Can AI help turn a continuous glucose monitor (CGM) into a tool to screen for diabetes? It seems so, at least according to the findings from researchers at Klick Applied Sciences, who say that they’ve developed a method to diagnose diabetes and prediabetes with just 12 hours worth of glucose readings. With this data, machine learning models that were developed by the research team help determine if a person is diabetic, prediabetic, or healthy. Researcher Jouhyun Jeon says, “We have demonstrated that 12 hours of monitoring can make a big difference in the lives of people at risk of developing diabetes while there’s still time to course correct.”

To test the detection method, Klick scientists conducted a study with 600 people who fit into three categories: healthy, prediabetic, and those with Type 2 diabetes. The study’s participants wore CGMs for an average of 12 days, and their glucose readings were then analyzed with some help from AI. It turned out that 12 hours’ worth of readings may be all that’s needed. According to Jeon, their 12-hour method was on par with the 12-day analysis, correctly identifying prediabetes in about two-thirds of the people in that group, and showing similar accuracy in identifying healthy participants and those who have Type 2 diabetes.

This means that a tool to screen for diabetes could already be in the hands of millions; one recent study found that 2.4 million people in America use CGMs. And this method of detection could help tens of millions more who have prediabetes and don’t know it. According to the Centers for Disease Control and Prevention (CDC), around 96 million adults in America (over 1 in 3) have prediabetes. And the vast majority of these folks — more than 8 in 10 — are unaware that they have the condition. The prevalence of undiagnosed diabetes in the United States is nearly as striking. The CDC says that over 37 million Americans (around 1 in 10) have diabetes, and around 1 in 5 people in this group don’t know it.

A simple low-cost tool for diabetes detection and prevention can be a boon in underserved communities.
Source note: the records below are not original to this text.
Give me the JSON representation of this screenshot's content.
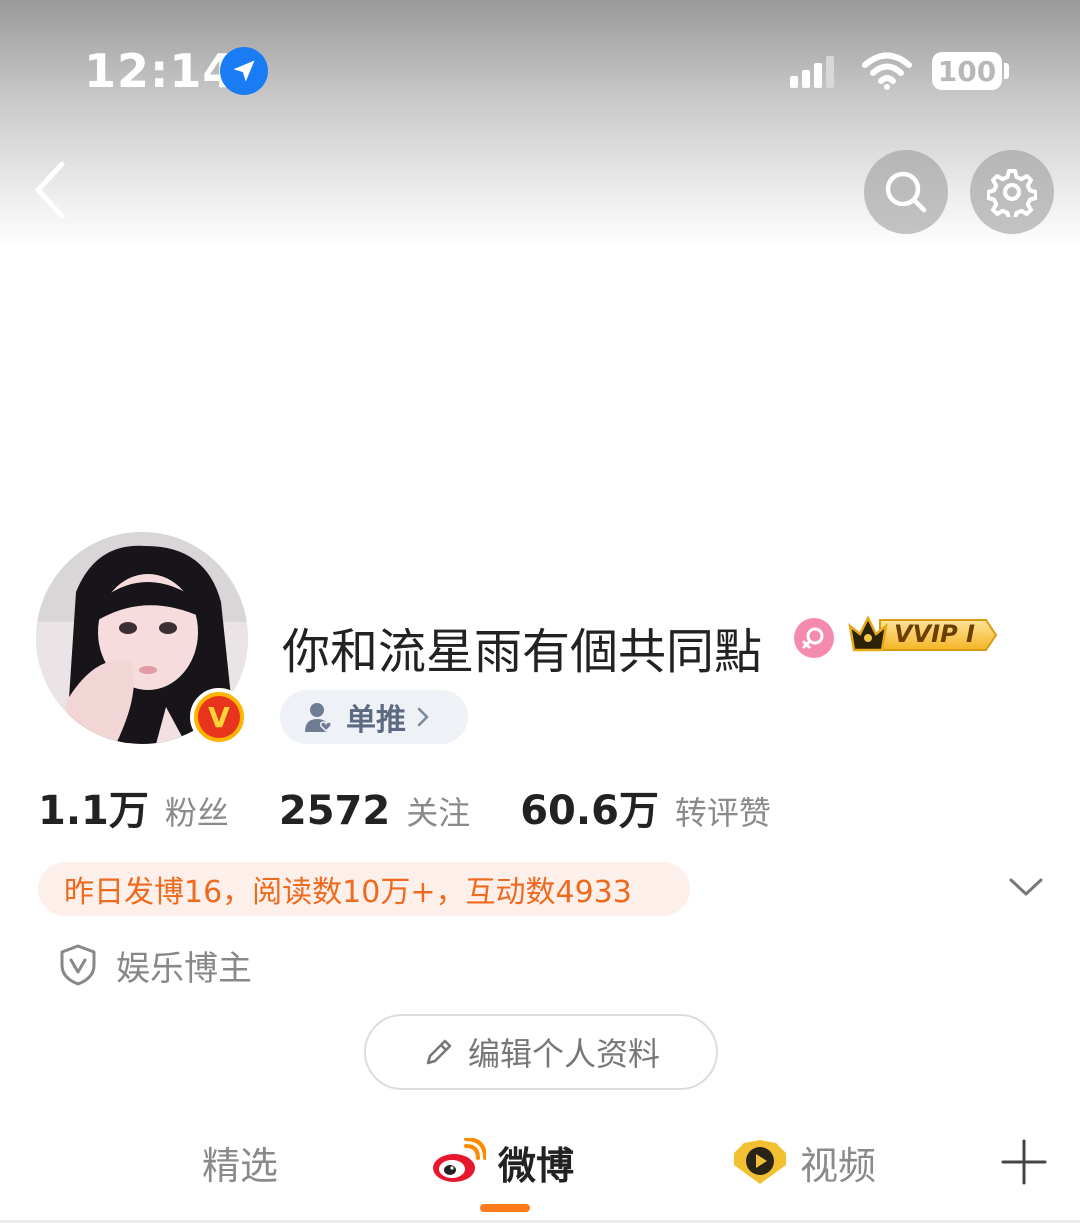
{
  "status_bar": {
    "time": "12:14",
    "battery": "100",
    "icons": [
      "location-arrow-icon",
      "cellular-signal-icon",
      "wifi-icon",
      "battery-icon"
    ]
  },
  "nav": {
    "icons": [
      "back-chevron-icon",
      "search-icon",
      "gear-icon"
    ]
  },
  "profile": {
    "username": "你和流星雨有個共同點",
    "verified_badge_letter": "V",
    "vvip_label": "VVIP I",
    "fan_tag_label": "单推",
    "gender": "female"
  },
  "stats": [
    {
      "value": "1.1万",
      "label": "粉丝"
    },
    {
      "value": "2572",
      "label": "关注"
    },
    {
      "value": "60.6万",
      "label": "转评赞"
    }
  ],
  "activity": {
    "text": "昨日发博16，阅读数10万+，互动数4933"
  },
  "category": {
    "label": "娱乐博主"
  },
  "edit_profile": {
    "label": "编辑个人资料"
  },
  "tabs": [
    {
      "label": "精选",
      "active": false
    },
    {
      "label": "微博",
      "active": true
    },
    {
      "label": "视频",
      "active": false
    }
  ],
  "colors": {
    "accent": "#ff7a1a",
    "activity_text": "#ef6a1e",
    "activity_bg": "#fdf0ea",
    "verified_red": "#e8341c",
    "verified_gold": "#ffb400",
    "location_blue": "#1a7cf5",
    "gender_pink": "#f58ab0"
  }
}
The CDC finds that diabetes-related deaths are more common among people with lower socioeconomic status and among those who are members of ethnic and racial minority groups. Klick Applied Sciences Michael Lieberman adds, “An overwhelming majority of people with early-onset diabetes are not aware of their condition and don’t consult a physician until their ability to control their blood sugar levels is irreparably damaged….Our research has tremendous potential to help move blood glucose digital biomarkers into a position where they can be an invaluable tool for physicians for preventing diabetes before it starts.”